Conservation watchdog Historic England has called for a clear strategy and wider public consultation on the development of tall buildings in London.
The call comes as a new YouGov poll revealed that nearly half of Londoners (48%) think the 430 tall buildings planned for the capital will have a negative impact on the skyline. According to the figures, just 34% think the buildings would have a positive impact, while 58% were unsure of how to submit comments on planning proposals in their local area.
The poll also showed that 60% would like to have a say on tall buildings if they are proposed for a historically significant area in London. Currently, usually only those in immediate surrounding areas are consulted on proposals for buildings that may affect views and settings for miles.
Historic England has said that the limits on who is consulted on proposals for tall buildings – defined as 20 storeys or more – should be reviewed and a pan-London approach to skyline issues implemented.
Historic England chief executive Duncan Wilson said: “Londoners know how special their city is and they know that the future of our capital hangs in the balance. Tall buildings can make an excellent contribution to city life if they are well-placed and well-designed. But in the wrong places, they can do serious harm. It matters when tall buildings overshadow our crescents and squares, our playgrounds and palaces, canals and cathedrals.

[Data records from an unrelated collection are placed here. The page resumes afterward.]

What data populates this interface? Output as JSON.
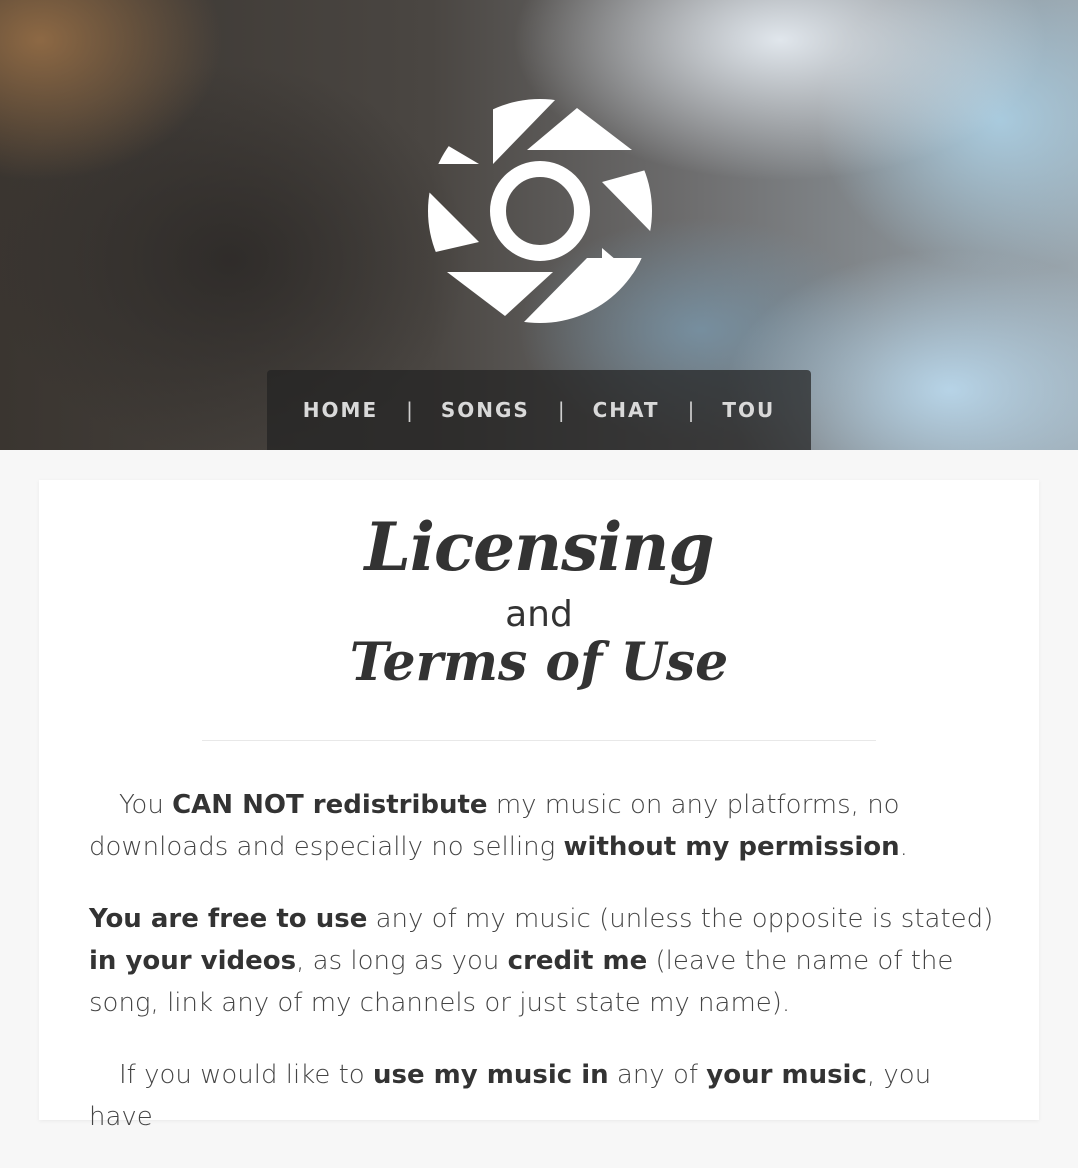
{
  "nav": {
    "items": [
      "HOME",
      "SONGS",
      "CHAT",
      "TOU"
    ],
    "separator": "|"
  },
  "title": {
    "line1": "Licensing",
    "line2": "and",
    "line3": "Terms of Use"
  },
  "paragraphs": {
    "p1": {
      "a": "You ",
      "b_bold": "CAN NOT redistribute",
      "c": " my music on any platforms, no downloads and especially no selling ",
      "d_bold": "without my permission",
      "e": "."
    },
    "p2": {
      "a_bold": "You are free to use",
      "b": " any of my music (unless the opposite is stated) ",
      "c_bold": "in your videos",
      "d": ", as long as you ",
      "e_bold": "credit me",
      "f": " (leave the name of the song, link any of my channels or just state my name)."
    },
    "p3": {
      "a": "If you would like to ",
      "b_bold": "use my music in",
      "c": " any of ",
      "d_bold": "your music",
      "e": ", you have"
    }
  },
  "icons": {
    "logo": "camera-shutter-logo"
  },
  "colors": {
    "nav_bg": "#232323",
    "text": "#444444",
    "title": "#333333"
  }
}
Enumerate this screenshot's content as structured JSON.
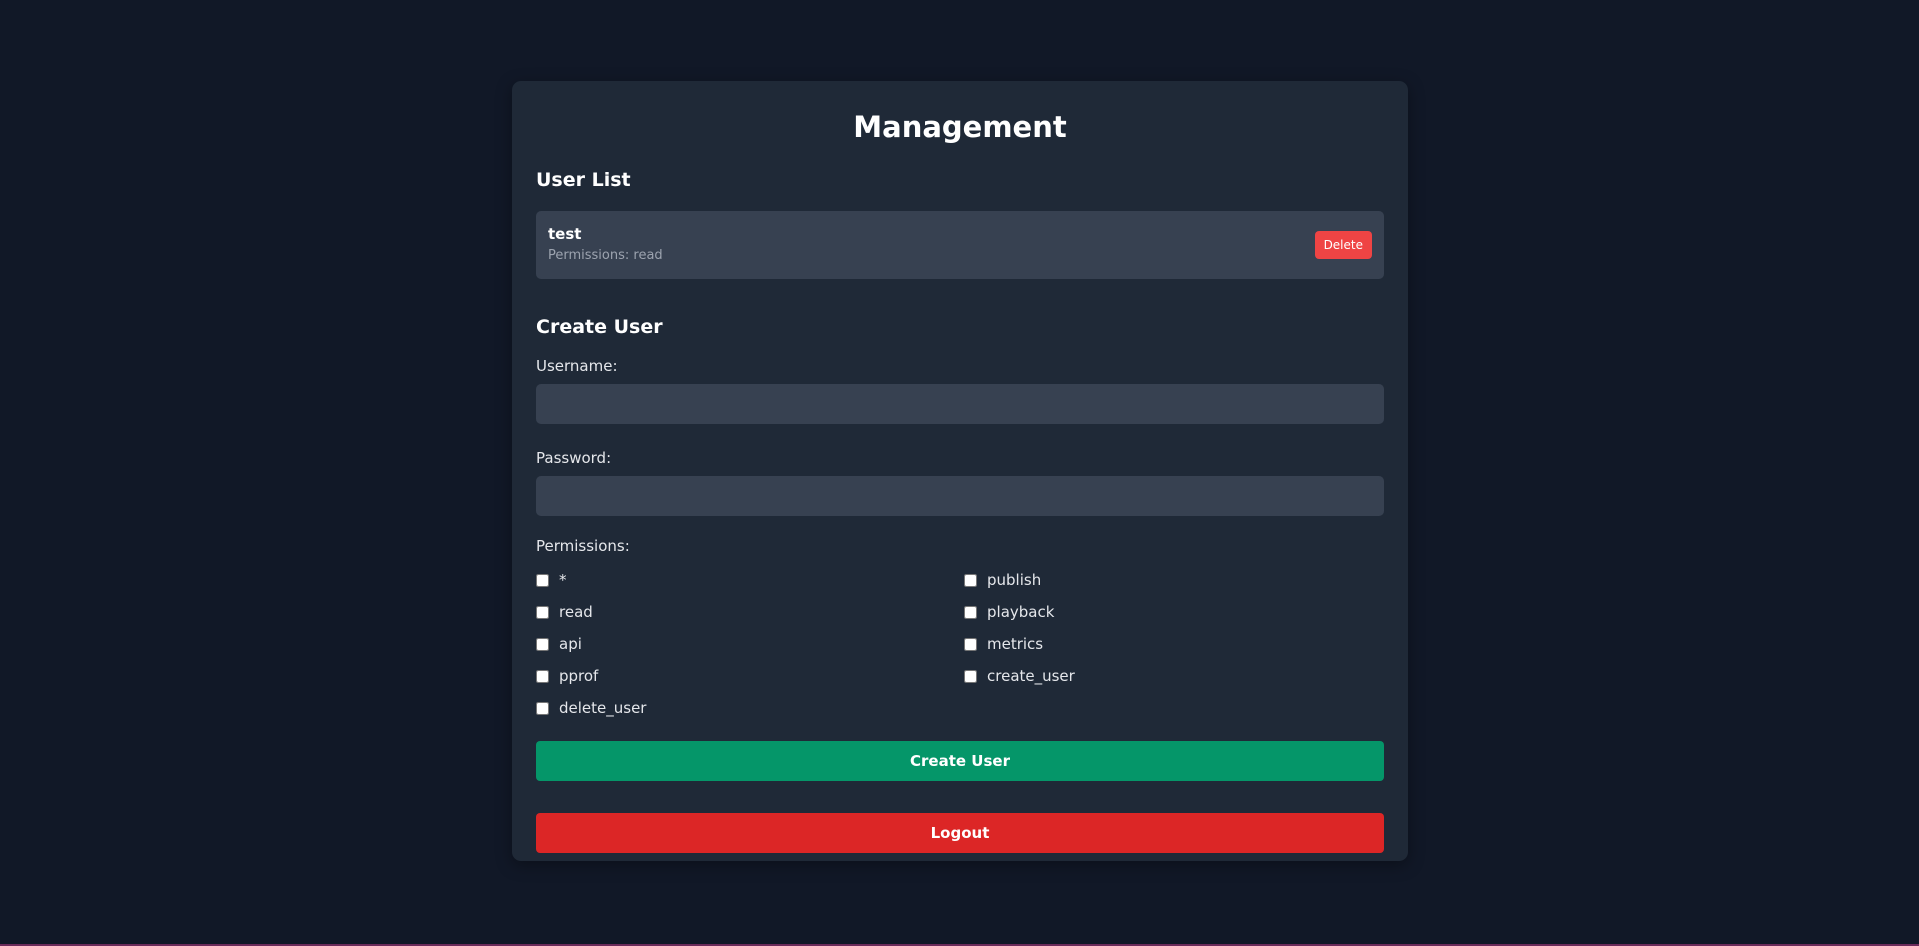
{
  "page": {
    "title": "Management"
  },
  "user_list": {
    "heading": "User List",
    "users": [
      {
        "name": "test",
        "permissions_text": "Permissions: read",
        "delete_label": "Delete"
      }
    ]
  },
  "create_user": {
    "heading": "Create User",
    "username_label": "Username:",
    "username_value": "",
    "password_label": "Password:",
    "password_value": "",
    "permissions_label": "Permissions:",
    "permissions": [
      {
        "name": "*",
        "checked": false
      },
      {
        "name": "publish",
        "checked": false
      },
      {
        "name": "read",
        "checked": false
      },
      {
        "name": "playback",
        "checked": false
      },
      {
        "name": "api",
        "checked": false
      },
      {
        "name": "metrics",
        "checked": false
      },
      {
        "name": "pprof",
        "checked": false
      },
      {
        "name": "create_user",
        "checked": false
      },
      {
        "name": "delete_user",
        "checked": false
      }
    ],
    "submit_label": "Create User"
  },
  "logout_label": "Logout",
  "colors": {
    "background": "#111827",
    "card": "#1f2937",
    "input": "#374151",
    "create_button": "#059669",
    "logout_button": "#dc2626",
    "delete_button": "#ef4444"
  }
}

“Today, Londoners have shown that they want to have more of a say over how London’s future skyline is developed. The millions of people who live and work in the city want to be better informed and more involved in the changes that are gathering pace.”
In light of the YouGov figures, Heritage Alliance chairman Loyd Grossman, Historic England chairman Sir Laurie Magnus and architect Sir Terry Farrell have released an open letter urging the next London mayor to implement a clear strategy on tall buildings.
“The next mayor’s legacy will be judged by his or her contribution to London’s continuing success. Given the current pressing requirement for new buildings to accommodate a rising population and a growing economy, a critical part of that judgement will be based on how he or she has promoted excellence in innovation and design whilst respecting treasured historic landscapes and settings,” the letter said.
Grossman, Magnus and Farrell also outlined their support for the London Assembly’s recent call for better masterplanning and a fully developed, accessible 3D model of the city that enables the public to better understand the way London’s skyline is developing.